◆ **WORK TO BE COMPLETED**
Among the lines of the records, find all that carry the word "price" and copy them.

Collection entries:
__________________________________________________

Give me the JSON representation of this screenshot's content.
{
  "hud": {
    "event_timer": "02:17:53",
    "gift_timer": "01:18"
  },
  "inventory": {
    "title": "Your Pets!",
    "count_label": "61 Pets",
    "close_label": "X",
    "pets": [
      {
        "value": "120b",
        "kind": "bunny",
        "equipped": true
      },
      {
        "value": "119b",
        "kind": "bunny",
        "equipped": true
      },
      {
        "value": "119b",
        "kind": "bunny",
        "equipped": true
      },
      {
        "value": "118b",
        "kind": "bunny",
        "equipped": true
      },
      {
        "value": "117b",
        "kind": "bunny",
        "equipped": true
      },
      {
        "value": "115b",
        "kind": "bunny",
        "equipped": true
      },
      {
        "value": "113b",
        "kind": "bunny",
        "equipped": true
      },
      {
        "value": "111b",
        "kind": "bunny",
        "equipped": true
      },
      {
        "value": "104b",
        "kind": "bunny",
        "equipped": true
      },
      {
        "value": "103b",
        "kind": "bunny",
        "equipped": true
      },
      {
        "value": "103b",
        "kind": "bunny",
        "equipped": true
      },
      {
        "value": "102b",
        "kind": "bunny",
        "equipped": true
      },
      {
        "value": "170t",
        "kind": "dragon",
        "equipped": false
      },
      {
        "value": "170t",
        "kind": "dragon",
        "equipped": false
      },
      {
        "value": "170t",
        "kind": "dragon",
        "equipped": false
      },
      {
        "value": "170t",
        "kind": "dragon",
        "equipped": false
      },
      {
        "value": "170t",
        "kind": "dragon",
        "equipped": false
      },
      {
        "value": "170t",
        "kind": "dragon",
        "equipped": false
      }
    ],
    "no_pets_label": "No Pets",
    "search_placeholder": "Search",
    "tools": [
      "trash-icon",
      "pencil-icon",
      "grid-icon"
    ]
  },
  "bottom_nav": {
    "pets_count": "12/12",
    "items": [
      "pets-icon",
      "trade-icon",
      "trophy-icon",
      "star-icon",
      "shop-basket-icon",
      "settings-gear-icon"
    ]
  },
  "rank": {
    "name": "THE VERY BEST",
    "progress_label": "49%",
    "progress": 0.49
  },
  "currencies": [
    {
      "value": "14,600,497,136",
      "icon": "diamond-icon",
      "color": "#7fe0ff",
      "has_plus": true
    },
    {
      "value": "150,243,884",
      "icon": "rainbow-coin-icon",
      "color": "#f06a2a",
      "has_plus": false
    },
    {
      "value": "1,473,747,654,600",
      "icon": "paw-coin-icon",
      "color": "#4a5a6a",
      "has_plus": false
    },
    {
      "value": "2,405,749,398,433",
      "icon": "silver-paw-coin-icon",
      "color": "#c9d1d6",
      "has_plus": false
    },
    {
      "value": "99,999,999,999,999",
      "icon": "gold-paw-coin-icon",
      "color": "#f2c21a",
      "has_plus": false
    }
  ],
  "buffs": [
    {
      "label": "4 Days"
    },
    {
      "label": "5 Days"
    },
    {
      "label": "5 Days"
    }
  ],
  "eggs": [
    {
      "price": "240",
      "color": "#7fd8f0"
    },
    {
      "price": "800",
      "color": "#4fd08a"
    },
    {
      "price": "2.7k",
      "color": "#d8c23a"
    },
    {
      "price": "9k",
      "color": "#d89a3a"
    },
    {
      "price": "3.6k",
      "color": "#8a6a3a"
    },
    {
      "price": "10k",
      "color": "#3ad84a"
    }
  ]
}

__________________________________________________

◆ **THE ANSWER**
      "price": "240",
      "price": "800",
      "price": "2.7k",
      "price": "9k",
      "price": "3.6k",
      "price": "10k",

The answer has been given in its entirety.